== Segment start ==

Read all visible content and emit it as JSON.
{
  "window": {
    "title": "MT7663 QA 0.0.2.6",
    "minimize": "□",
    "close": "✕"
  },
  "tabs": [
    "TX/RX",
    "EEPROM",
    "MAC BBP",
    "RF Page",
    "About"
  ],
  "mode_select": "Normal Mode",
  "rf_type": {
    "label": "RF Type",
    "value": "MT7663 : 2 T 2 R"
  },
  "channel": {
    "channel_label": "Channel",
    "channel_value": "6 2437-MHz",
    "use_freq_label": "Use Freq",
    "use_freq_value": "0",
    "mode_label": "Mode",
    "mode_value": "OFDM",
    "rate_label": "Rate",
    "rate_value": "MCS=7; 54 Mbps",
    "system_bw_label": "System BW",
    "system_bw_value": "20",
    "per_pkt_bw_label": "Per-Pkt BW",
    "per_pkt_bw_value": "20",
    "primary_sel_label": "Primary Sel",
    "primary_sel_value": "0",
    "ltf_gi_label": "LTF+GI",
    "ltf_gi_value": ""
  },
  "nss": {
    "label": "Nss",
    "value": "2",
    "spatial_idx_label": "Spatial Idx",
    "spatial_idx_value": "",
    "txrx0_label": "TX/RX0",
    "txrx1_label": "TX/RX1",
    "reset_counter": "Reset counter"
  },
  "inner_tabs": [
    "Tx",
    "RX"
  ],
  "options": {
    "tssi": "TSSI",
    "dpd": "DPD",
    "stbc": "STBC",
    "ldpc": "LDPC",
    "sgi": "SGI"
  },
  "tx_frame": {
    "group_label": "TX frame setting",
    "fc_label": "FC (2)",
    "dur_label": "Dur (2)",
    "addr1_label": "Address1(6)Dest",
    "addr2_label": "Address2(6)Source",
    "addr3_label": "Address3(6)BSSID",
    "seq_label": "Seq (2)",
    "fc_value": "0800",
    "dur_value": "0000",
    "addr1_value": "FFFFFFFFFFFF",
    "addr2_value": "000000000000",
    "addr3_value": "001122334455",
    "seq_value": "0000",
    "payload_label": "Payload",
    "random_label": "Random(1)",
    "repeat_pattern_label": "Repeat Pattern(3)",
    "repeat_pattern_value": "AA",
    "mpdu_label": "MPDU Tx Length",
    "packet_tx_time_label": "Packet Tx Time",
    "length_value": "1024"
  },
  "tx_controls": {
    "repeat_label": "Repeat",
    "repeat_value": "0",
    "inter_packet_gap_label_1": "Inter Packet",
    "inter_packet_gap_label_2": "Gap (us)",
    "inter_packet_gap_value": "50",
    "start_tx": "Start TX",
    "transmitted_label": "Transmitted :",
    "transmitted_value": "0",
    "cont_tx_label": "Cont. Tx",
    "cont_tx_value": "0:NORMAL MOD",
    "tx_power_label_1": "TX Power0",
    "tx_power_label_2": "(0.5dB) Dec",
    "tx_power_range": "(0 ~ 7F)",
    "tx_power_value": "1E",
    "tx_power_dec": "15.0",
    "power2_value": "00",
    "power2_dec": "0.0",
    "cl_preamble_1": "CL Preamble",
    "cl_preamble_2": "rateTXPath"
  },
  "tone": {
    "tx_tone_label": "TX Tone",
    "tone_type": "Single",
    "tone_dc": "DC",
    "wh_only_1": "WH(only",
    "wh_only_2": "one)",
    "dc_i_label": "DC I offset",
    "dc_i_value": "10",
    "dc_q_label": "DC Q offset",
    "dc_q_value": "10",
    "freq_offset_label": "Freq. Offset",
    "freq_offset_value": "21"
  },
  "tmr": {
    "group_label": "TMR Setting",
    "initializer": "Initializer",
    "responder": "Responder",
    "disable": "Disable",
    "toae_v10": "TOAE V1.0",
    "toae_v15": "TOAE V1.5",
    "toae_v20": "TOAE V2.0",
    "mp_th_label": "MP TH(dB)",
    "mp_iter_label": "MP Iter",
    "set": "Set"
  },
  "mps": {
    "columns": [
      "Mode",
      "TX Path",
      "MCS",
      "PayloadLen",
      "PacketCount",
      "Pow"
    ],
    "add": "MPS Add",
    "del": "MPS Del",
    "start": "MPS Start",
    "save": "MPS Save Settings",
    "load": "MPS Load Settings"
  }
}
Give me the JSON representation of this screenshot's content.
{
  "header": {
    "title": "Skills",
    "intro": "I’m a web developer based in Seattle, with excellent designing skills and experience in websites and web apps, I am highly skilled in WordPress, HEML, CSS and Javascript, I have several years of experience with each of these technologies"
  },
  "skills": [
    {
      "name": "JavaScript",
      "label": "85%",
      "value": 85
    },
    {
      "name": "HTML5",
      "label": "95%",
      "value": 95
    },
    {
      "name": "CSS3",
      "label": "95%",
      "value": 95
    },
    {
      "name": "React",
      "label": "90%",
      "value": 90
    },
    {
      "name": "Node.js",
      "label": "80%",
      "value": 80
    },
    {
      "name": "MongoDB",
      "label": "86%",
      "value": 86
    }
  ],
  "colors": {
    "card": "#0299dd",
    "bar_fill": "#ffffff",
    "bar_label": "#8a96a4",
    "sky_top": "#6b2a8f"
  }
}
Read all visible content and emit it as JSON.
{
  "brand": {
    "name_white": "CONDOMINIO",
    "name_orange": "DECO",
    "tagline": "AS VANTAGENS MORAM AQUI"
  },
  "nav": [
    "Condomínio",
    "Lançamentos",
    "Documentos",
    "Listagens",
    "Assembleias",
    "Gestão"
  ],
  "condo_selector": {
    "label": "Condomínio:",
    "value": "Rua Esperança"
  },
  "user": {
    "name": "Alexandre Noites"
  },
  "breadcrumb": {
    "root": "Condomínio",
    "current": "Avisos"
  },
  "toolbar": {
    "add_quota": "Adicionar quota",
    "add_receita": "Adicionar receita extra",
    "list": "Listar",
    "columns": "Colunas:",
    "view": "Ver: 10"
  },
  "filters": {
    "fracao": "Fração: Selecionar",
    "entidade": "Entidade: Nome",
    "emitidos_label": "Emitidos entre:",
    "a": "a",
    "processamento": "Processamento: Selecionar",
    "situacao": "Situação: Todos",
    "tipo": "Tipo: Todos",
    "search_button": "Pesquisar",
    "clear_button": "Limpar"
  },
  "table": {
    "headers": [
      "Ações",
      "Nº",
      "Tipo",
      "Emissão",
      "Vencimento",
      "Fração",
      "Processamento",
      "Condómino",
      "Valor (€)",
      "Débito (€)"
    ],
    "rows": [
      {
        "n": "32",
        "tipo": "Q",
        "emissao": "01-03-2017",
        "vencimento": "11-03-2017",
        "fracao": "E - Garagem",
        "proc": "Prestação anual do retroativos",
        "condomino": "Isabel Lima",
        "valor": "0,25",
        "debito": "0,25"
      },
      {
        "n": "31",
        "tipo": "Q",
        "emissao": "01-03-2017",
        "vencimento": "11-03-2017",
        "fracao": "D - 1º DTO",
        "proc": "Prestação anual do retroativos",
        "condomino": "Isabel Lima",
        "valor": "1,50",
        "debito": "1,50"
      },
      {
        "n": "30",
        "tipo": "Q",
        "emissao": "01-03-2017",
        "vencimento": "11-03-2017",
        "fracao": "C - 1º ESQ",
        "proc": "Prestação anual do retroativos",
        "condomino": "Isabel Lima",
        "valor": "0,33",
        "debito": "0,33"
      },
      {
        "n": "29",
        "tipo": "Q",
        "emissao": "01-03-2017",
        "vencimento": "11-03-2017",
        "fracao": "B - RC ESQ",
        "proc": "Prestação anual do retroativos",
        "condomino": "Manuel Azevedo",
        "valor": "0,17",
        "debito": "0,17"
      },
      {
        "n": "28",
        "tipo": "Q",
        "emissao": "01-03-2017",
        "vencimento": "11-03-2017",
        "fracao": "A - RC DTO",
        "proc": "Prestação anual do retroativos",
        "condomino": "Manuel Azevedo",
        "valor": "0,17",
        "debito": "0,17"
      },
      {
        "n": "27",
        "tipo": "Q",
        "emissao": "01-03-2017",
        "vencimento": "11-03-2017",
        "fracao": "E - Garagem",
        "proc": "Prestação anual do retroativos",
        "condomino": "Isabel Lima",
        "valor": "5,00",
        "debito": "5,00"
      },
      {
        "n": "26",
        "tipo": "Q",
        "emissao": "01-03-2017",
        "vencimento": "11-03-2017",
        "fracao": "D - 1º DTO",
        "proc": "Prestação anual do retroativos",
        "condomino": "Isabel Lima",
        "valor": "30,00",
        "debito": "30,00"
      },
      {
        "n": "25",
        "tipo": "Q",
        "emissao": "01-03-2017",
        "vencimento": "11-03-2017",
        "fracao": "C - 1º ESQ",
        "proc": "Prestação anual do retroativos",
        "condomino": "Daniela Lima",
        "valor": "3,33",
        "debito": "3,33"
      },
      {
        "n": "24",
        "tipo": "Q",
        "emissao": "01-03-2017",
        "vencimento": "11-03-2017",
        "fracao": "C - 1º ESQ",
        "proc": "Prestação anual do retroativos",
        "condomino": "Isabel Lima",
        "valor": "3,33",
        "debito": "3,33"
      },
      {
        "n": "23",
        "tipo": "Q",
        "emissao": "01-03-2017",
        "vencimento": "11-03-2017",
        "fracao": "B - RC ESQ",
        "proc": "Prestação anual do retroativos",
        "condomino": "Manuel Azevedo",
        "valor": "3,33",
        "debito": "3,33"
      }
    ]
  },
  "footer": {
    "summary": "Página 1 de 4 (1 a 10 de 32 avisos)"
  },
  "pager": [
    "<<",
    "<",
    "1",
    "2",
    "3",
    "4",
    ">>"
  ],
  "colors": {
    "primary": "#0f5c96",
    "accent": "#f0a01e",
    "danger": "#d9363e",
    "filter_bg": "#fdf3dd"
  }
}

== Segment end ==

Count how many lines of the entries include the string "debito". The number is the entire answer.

> Written solution
10